* [SUPPLIED DATA]

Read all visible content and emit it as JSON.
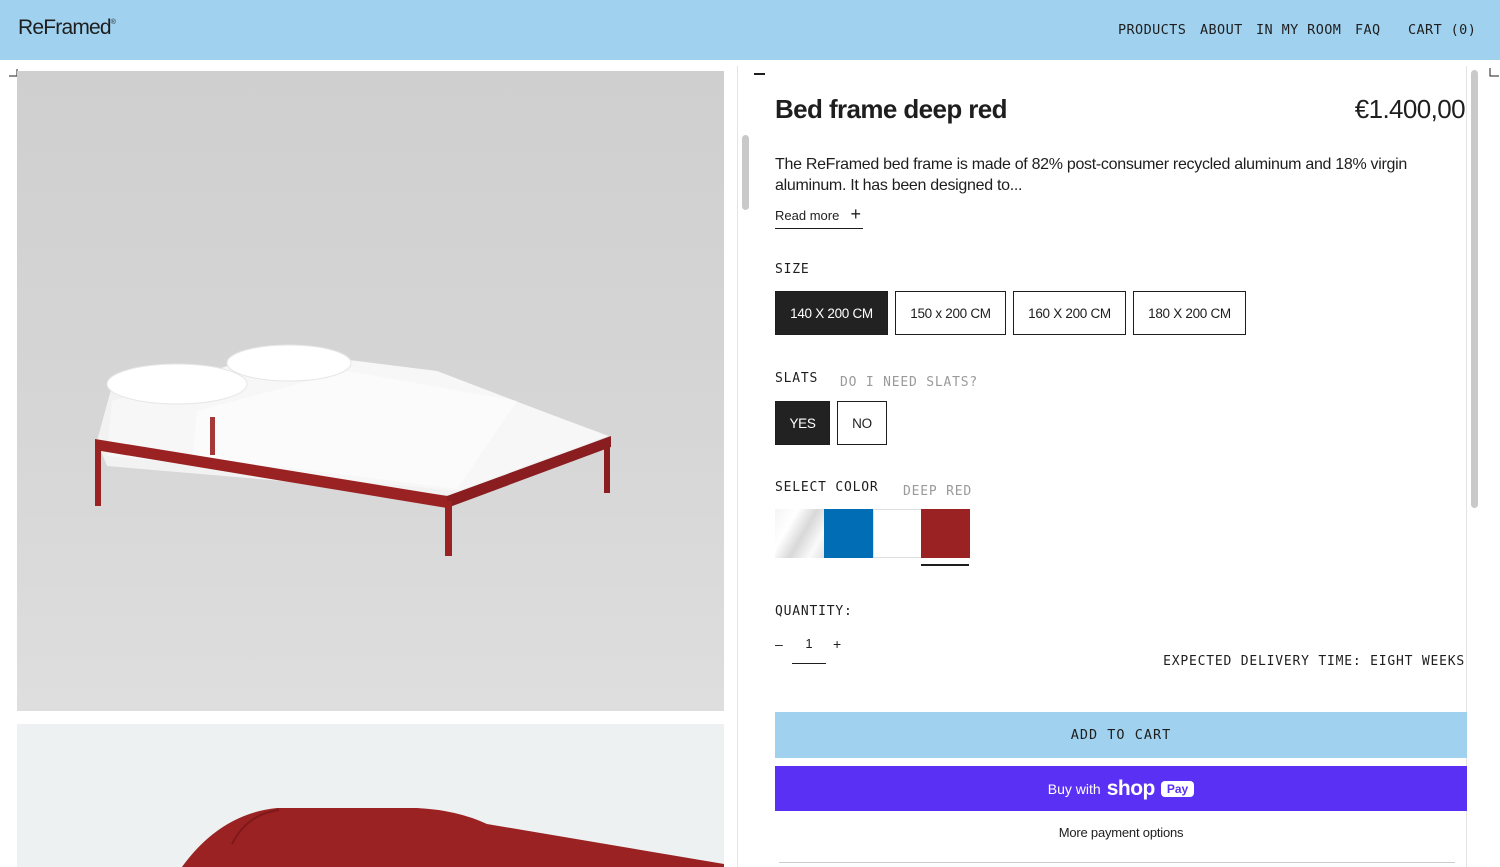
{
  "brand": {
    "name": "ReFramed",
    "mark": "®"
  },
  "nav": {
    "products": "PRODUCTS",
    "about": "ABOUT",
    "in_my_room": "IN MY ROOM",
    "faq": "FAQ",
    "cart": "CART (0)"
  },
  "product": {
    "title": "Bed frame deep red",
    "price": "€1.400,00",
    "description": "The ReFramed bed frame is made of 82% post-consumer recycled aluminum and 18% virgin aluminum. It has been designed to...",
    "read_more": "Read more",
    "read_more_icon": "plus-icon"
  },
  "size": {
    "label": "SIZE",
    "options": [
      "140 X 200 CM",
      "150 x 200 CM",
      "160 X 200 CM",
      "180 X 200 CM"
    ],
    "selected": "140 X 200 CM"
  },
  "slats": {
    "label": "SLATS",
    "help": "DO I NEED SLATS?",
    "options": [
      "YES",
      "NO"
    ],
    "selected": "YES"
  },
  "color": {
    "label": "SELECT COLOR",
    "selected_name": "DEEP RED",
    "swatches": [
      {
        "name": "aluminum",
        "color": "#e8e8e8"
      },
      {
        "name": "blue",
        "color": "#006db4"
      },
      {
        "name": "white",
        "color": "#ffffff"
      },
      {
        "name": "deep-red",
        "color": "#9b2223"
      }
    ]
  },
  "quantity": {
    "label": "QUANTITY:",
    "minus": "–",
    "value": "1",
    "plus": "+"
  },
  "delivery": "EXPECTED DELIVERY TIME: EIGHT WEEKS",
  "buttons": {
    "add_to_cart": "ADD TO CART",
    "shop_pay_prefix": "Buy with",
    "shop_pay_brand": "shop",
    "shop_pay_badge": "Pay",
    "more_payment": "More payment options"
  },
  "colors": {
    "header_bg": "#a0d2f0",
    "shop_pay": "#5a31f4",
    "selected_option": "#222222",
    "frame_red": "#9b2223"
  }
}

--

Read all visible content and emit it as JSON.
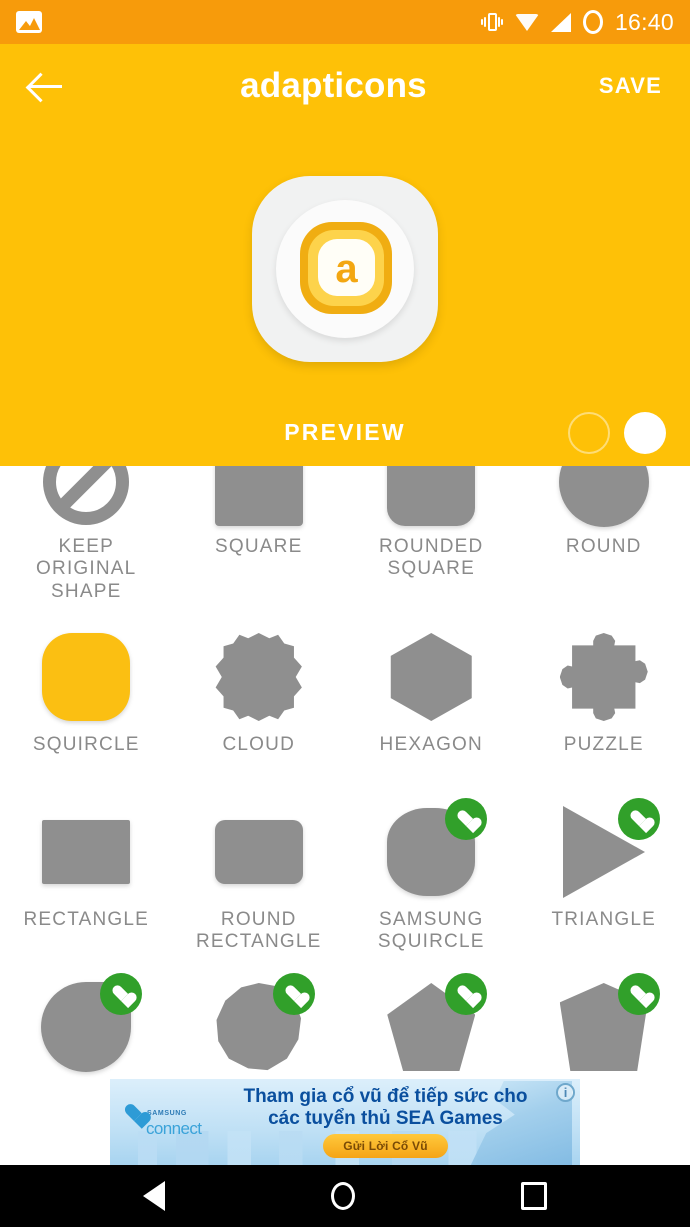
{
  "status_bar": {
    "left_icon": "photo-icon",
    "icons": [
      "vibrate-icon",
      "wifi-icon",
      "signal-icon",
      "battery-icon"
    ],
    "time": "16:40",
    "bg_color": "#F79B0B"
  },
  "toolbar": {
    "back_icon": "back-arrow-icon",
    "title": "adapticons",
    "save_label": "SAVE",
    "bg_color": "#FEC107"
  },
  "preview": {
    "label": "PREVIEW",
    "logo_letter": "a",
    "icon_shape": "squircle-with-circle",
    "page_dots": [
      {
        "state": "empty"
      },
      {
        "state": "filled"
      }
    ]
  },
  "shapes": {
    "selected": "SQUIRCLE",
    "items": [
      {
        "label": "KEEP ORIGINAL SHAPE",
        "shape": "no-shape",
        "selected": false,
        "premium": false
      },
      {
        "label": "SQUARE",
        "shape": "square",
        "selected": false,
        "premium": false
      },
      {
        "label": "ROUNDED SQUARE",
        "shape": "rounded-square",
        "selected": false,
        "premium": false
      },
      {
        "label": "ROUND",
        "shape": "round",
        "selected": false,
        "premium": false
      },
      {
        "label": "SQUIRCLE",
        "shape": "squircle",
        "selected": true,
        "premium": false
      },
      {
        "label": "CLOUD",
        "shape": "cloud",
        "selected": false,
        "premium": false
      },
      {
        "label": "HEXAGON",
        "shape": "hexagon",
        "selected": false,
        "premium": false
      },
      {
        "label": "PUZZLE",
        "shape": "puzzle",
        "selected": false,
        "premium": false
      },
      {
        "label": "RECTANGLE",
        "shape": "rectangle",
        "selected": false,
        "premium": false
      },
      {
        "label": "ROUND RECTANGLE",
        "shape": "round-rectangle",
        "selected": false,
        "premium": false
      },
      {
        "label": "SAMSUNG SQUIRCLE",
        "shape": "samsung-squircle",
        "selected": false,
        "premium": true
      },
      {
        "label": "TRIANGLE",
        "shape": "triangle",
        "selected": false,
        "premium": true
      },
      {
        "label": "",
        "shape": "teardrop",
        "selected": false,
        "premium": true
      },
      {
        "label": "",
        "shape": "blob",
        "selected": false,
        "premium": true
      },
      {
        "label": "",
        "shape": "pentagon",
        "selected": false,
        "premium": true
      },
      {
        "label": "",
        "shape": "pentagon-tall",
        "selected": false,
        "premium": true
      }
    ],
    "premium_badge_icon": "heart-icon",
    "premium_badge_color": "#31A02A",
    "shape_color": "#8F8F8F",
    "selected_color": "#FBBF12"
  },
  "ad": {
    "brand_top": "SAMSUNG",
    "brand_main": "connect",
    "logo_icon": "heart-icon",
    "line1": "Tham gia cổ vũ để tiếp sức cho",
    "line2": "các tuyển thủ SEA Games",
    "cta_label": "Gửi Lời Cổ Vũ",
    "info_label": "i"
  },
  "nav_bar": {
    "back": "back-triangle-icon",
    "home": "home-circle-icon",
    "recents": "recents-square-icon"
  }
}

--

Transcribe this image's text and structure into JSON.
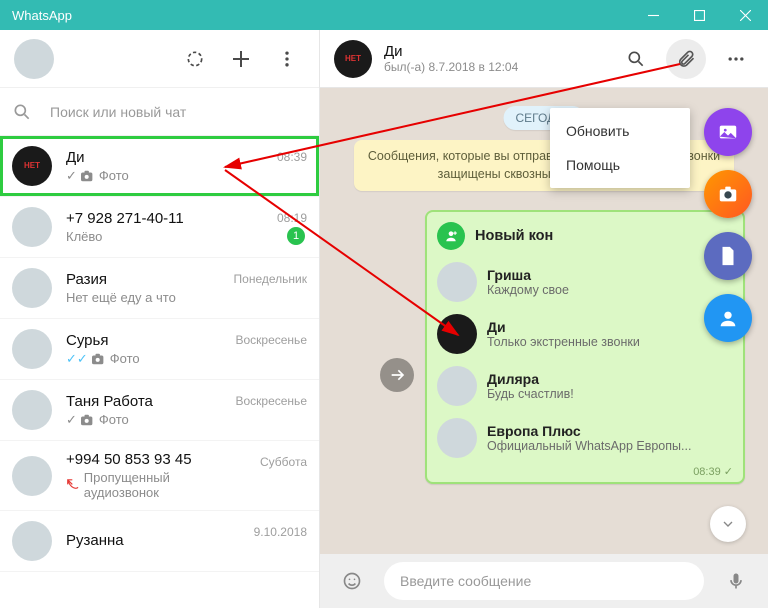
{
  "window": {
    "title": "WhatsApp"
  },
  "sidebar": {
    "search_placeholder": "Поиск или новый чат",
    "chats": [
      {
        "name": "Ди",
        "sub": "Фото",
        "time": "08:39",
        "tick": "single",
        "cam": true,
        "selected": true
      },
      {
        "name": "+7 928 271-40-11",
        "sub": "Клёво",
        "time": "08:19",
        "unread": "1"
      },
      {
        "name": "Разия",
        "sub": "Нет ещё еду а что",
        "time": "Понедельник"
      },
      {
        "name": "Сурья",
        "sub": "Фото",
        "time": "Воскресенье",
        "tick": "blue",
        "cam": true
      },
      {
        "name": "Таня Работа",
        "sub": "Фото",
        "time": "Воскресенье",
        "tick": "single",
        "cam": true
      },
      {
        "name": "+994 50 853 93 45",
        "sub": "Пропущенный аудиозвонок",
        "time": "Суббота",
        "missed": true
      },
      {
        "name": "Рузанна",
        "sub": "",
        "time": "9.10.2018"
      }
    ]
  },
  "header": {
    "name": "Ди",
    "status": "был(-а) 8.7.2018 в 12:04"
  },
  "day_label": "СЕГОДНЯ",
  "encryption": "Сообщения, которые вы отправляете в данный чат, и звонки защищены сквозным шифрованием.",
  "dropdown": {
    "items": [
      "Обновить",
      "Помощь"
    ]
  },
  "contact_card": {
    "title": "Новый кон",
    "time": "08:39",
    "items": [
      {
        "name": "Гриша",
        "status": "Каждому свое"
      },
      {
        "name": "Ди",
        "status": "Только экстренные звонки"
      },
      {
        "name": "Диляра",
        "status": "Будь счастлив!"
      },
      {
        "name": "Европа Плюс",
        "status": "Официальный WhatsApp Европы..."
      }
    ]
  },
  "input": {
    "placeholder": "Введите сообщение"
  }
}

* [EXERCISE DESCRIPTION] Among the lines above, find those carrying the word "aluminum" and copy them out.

* [PROBLEM SOLUTION]
    "description": "The ReFramed bed frame is made of 82% post-consumer recycled aluminum and 18% virgin aluminum. It has been designed to...",
        "name": "aluminum",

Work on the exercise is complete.